_Task statement_
Look through the material below and show every line with the word "beans".

# # # # # # #

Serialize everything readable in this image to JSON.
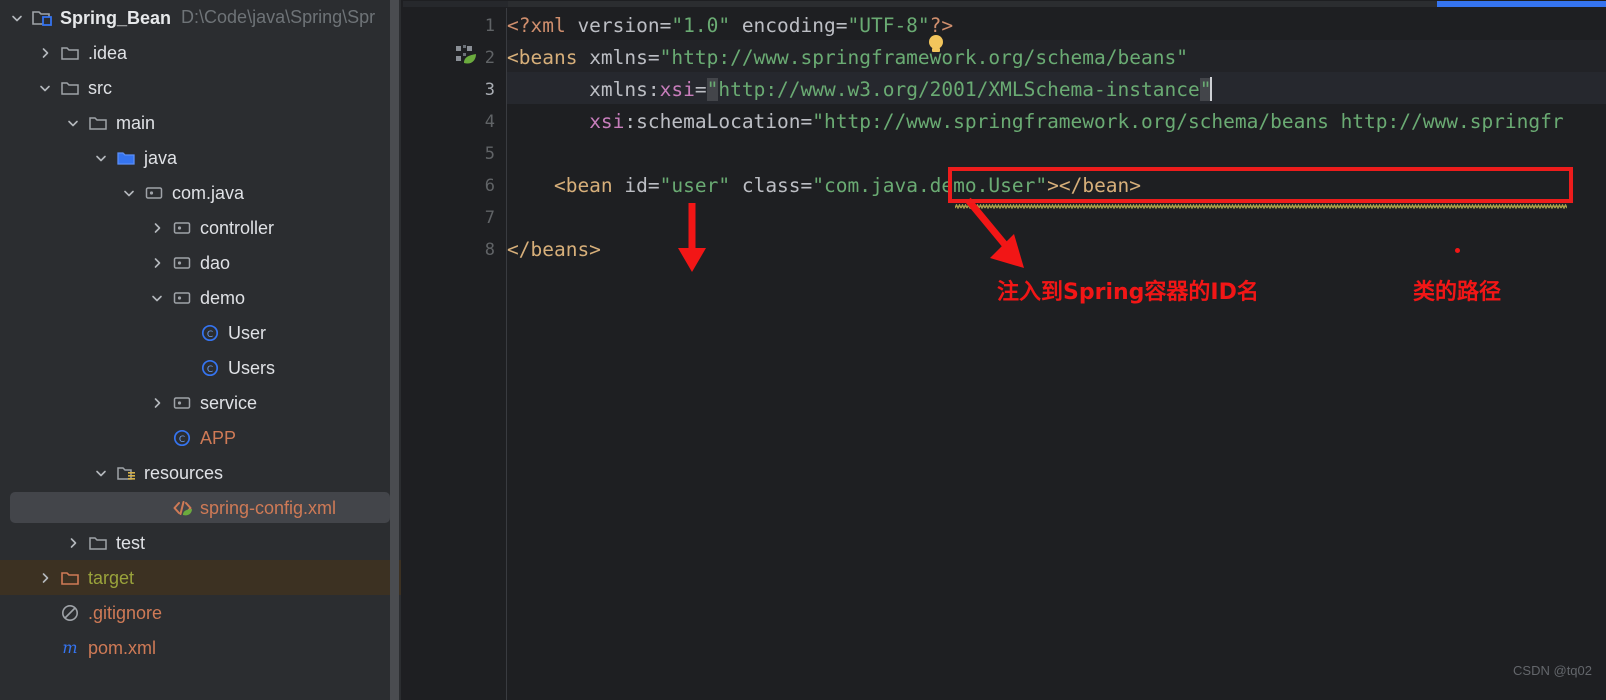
{
  "project": {
    "name": "Spring_Bean",
    "path": "D:\\Code\\java\\Spring\\Spr",
    "icon": "project-module-icon"
  },
  "sidebar": {
    "items": [
      {
        "label": ".idea",
        "indent": 1,
        "arrow": "right",
        "icon": "folder-icon",
        "color": "white",
        "selected": false
      },
      {
        "label": "src",
        "indent": 1,
        "arrow": "down",
        "icon": "folder-icon",
        "color": "white",
        "selected": false
      },
      {
        "label": "main",
        "indent": 2,
        "arrow": "down",
        "icon": "folder-icon",
        "color": "white",
        "selected": false
      },
      {
        "label": "java",
        "indent": 3,
        "arrow": "down",
        "icon": "source-folder-icon",
        "color": "white",
        "selected": false
      },
      {
        "label": "com.java",
        "indent": 4,
        "arrow": "down",
        "icon": "package-icon",
        "color": "white",
        "selected": false
      },
      {
        "label": "controller",
        "indent": 5,
        "arrow": "right",
        "icon": "package-icon",
        "color": "white",
        "selected": false
      },
      {
        "label": "dao",
        "indent": 5,
        "arrow": "right",
        "icon": "package-icon",
        "color": "white",
        "selected": false
      },
      {
        "label": "demo",
        "indent": 5,
        "arrow": "down",
        "icon": "package-icon",
        "color": "white",
        "selected": false
      },
      {
        "label": "User",
        "indent": 6,
        "arrow": "none",
        "icon": "java-class-icon",
        "color": "white",
        "selected": false
      },
      {
        "label": "Users",
        "indent": 6,
        "arrow": "none",
        "icon": "java-class-icon",
        "color": "white",
        "selected": false
      },
      {
        "label": "service",
        "indent": 5,
        "arrow": "right",
        "icon": "package-icon",
        "color": "white",
        "selected": false
      },
      {
        "label": "APP",
        "indent": 5,
        "arrow": "none",
        "icon": "java-class-icon",
        "color": "orange",
        "selected": false
      },
      {
        "label": "resources",
        "indent": 3,
        "arrow": "down",
        "icon": "resources-folder-icon",
        "color": "white",
        "selected": false
      },
      {
        "label": "spring-config.xml",
        "indent": 5,
        "arrow": "none",
        "icon": "spring-xml-icon",
        "color": "orange",
        "selected": true
      },
      {
        "label": "test",
        "indent": 2,
        "arrow": "right",
        "icon": "folder-icon",
        "color": "white",
        "selected": false
      },
      {
        "label": "target",
        "indent": 1,
        "arrow": "right",
        "icon": "excluded-folder-icon",
        "color": "olive",
        "selected": false,
        "row_highlight": true
      },
      {
        "label": ".gitignore",
        "indent": 1,
        "arrow": "none",
        "icon": "gitignore-icon",
        "color": "orange",
        "selected": false
      },
      {
        "label": "pom.xml",
        "indent": 1,
        "arrow": "none",
        "icon": "maven-icon",
        "color": "orange",
        "selected": false
      }
    ]
  },
  "editor": {
    "gutter_lines": [
      "1",
      "2",
      "3",
      "4",
      "5",
      "6",
      "7",
      "8"
    ],
    "current_line": 3,
    "spring_bean_gutter_icon": "spring-bean-icon",
    "intention_bulb_icon": "intention-bulb-icon",
    "lines": [
      {
        "num": 1,
        "text": "<?xml version=\"1.0\" encoding=\"UTF-8\"?>"
      },
      {
        "num": 2,
        "text": "<beans xmlns=\"http://www.springframework.org/schema/beans\""
      },
      {
        "num": 3,
        "text": "       xmlns:xsi=\"http://www.w3.org/2001/XMLSchema-instance\""
      },
      {
        "num": 4,
        "text": "       xsi:schemaLocation=\"http://www.springframework.org/schema/beans http://www.springfr"
      },
      {
        "num": 5,
        "text": ""
      },
      {
        "num": 6,
        "text": "    <bean id=\"user\" class=\"com.java.demo.User\"></bean>"
      },
      {
        "num": 7,
        "text": ""
      },
      {
        "num": 8,
        "text": "</beans>"
      }
    ],
    "tokens": {
      "l1": [
        {
          "t": "<?xml",
          "c": "proc"
        },
        {
          "t": " version=",
          "c": "attr"
        },
        {
          "t": "\"1.0\"",
          "c": "val"
        },
        {
          "t": " encoding=",
          "c": "attr"
        },
        {
          "t": "\"UTF-8\"",
          "c": "val"
        },
        {
          "t": "?>",
          "c": "proc"
        }
      ],
      "l2": [
        {
          "t": "<beans",
          "c": "tag"
        },
        {
          "t": " xmlns=",
          "c": "attr"
        },
        {
          "t": "\"http://www.springframework.org/schema/beans\"",
          "c": "val"
        }
      ],
      "l3": [
        {
          "t": "       xmlns:",
          "c": "attr"
        },
        {
          "t": "xsi",
          "c": "ns"
        },
        {
          "t": "=",
          "c": "attr"
        },
        {
          "t": "\"",
          "c": "val-sel"
        },
        {
          "t": "http://www.w3.org/2001/XMLSchema-instance",
          "c": "val"
        },
        {
          "t": "\"",
          "c": "val-sel"
        }
      ],
      "l4": [
        {
          "t": "       ",
          "c": "attr"
        },
        {
          "t": "xsi",
          "c": "ns"
        },
        {
          "t": ":schemaLocation=",
          "c": "attr"
        },
        {
          "t": "\"http://www.springframework.org/schema/beans http://www.springfr",
          "c": "val"
        }
      ],
      "l6": [
        {
          "t": "    <bean",
          "c": "tag"
        },
        {
          "t": " id=",
          "c": "attr"
        },
        {
          "t": "\"user\"",
          "c": "val"
        },
        {
          "t": " class=",
          "c": "attr"
        },
        {
          "t": "\"com.java.demo.User\"",
          "c": "val"
        },
        {
          "t": ">",
          "c": "tag"
        },
        {
          "t": "</bean>",
          "c": "tag"
        }
      ],
      "l8": [
        {
          "t": "</beans>",
          "c": "tag"
        }
      ]
    }
  },
  "annotations": {
    "box_label": "bean-declaration-highlight-box",
    "note_id": "注入到Spring容器的ID名",
    "note_class": "类的路径",
    "accent_color": "#f21616"
  },
  "watermark": {
    "text": "CSDN @tq02"
  },
  "colors": {
    "sidebar_bg": "#2b2d30",
    "editor_bg": "#1e1f22",
    "selection_bg": "#43454a",
    "target_row_bg": "#3c3122",
    "scrollbar_blue": "#3574f0",
    "string_green": "#6aab73",
    "tag_orange": "#d7af7a",
    "ns_pink": "#c77dbb"
  }
}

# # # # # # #

_Output of the exercise_
        "text": "<beans xmlns=\"http://www.springframework.org/schema/beans\""
        "text": "       xsi:schemaLocation=\"http://www.springframework.org/schema/beans http://www.springfr"
        "text": "</beans>"
          "t": "<beans",
          "t": "\"http://www.springframework.org/schema/beans\"",
          "t": "\"http://www.springframework.org/schema/beans http://www.springfr",
          "t": "</beans>",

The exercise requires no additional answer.